  • A news site—it became a one-stop shop for the breaking news and even some rumors and gossip (hey #RCTID and #BAONPDX!).

So I can easily say that Twitter had value for me. “Had” being the operative word.

Banning all the things

I don’t have a full list of all the things Twitter banned, but banning prominent journalistsand banning links to other social media channels are two of them. The former is a complete contradiction of “free speech” that Musk had been touting before and after his purchase of Twitter. The latter just reeks of fear of competition and insecurity. But hey, you do you, Musky.

(Yes, I’m aware some of the bans were eventually reversed. That kind of indecision by a global brand is kinda weird, no?)

Bullies suck

Elon Musk is a bully. Full stop. And bullies suck.

He’s also very transphobic.

Call me an idealist, call me an SJW (as if that were an insult), call me woke, I really don’t give a shit. I do give a shit when it comes to people being free to live their lives openly and authentically without fear.

Oh God, the trolls

Letting Donald Trump and other morally questionable people back onto the platform was… a move.

Let me be clear: trolls have existed on Twitter pretty much since the beginning. I’ve been fortunate to not have to deal with many, but they’re out there. And while most are about as annoying as a fly buzzing around, since 2015 or 2016 some trolls have gone beyond that where they’re out to not just give people shit on a social media platform—they’re out to cause real harm via harassment, doxing, and death threats. Twitter does close to nothing at best and nothing at all at worst when it comes to these things. Although I haven’t experienced any of that (knock on wood), I certainly can’t support a platform that’s run by someone who just doesn’t care about this sort of thing.

Oh God, the disinformation

I consider myself relatively intelligent, but the disinformation has gotten out of hand to the point where I was constantly having to fact check shit everywhere, not just Twitter. Don’t get me wrong: fact checking is all fine and dandy and probably necessary now, but having to check every other tweet?

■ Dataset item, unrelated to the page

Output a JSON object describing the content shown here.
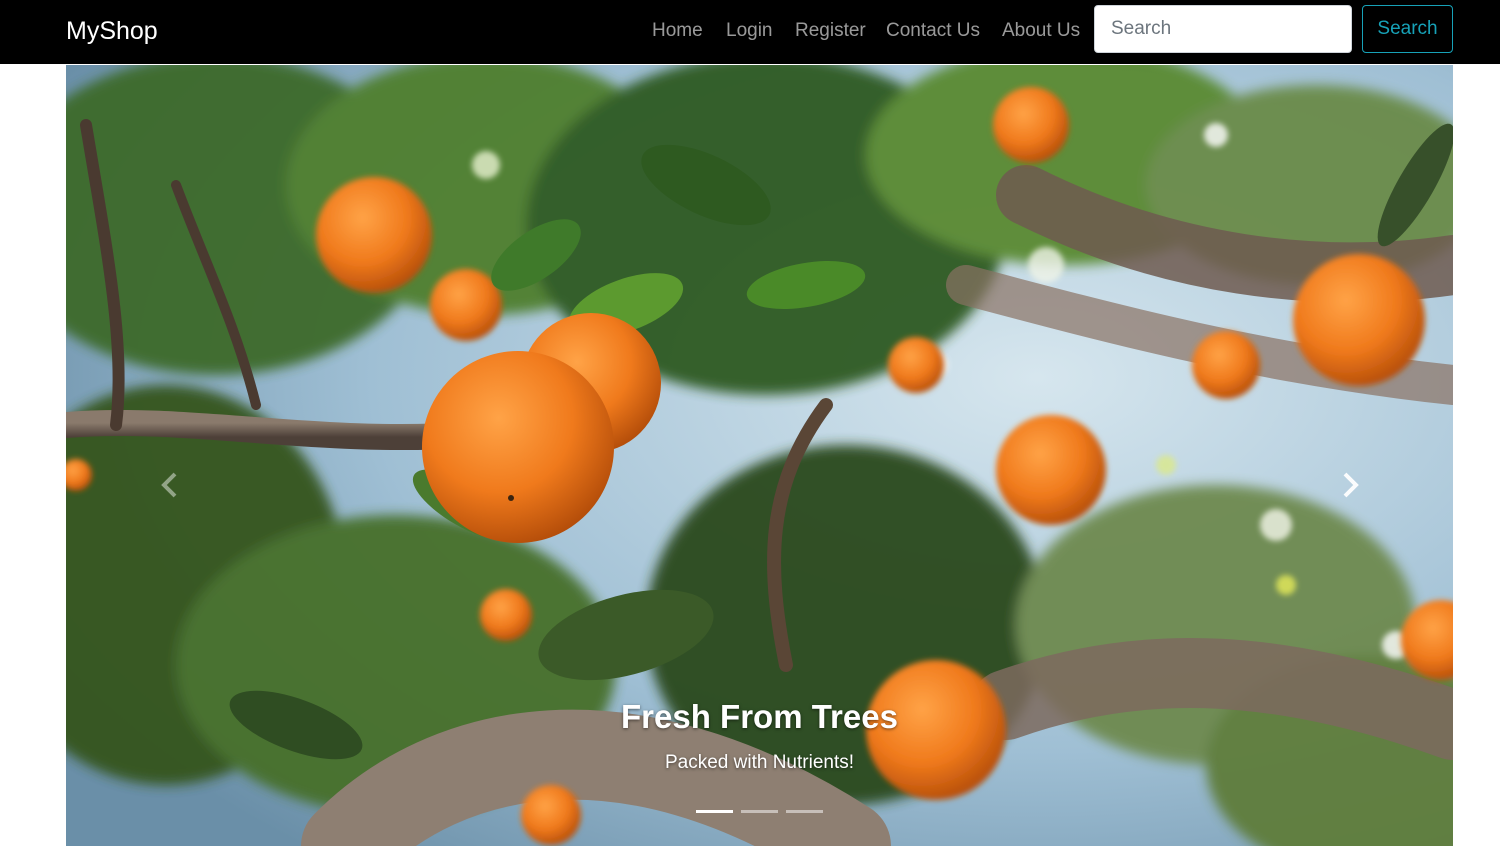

No thanks.

Verification no longer means anything

Except that you have $8 to spare every month.

Seriously though, seeing a blue checkmark next to a particular Twitter account meant that that person was who they said they were. Now that isn’t necessarily true anymore. By allowing—forcing even—people to purchase verification it’s “encouraged impersonators and other bad actors by granting them blue check marks based on their willingness to pay rather than any kind of legitimacy.”

Too much negativity

Leading up to and after the 2016 presidential election, politics moved to the forefront of my timeline. That was fine for obvious reasons to anyone not living under a rock. I’ve paid attention to politics since before I could vote, so that in and of itself was fine by me. And then things heated up even more during and after the summer of 2020—George Floyd’s murder, the BLM movement, and much more.

Those topics and issues are important to me but it got to the point where every time I opened up Tweetbot it was a deluge of negativity and, seemingly, the apocalypse itself. Yes, staying informed is important, but so is one’s mental health. And yeah, it took its toll on me.

Adding it all up

Individually, many of the things I’ve listed don’t necessarily carry enough weight to get someone to ditch Twitter permanently. But for me, putting them all together did carry weight. Combine that with my desire to not live in a digital cesspool and not wanting to be part of the problem Twitter has and is and it became painfully obvious that I shouldn’t stay any longer.

To be fair, it took me a while to finally give up Twitter. That was largely due to all the lovely people I followed and most of which followed me back. And I’d be lying if FOMO didn’t play a part. I mean, Twitter was quite fun at times! But those times became more and more rare. Eventually it became apparent that it was time to leave. While I miss some of the people I would interact with on Twitter, I don’t miss Twitter.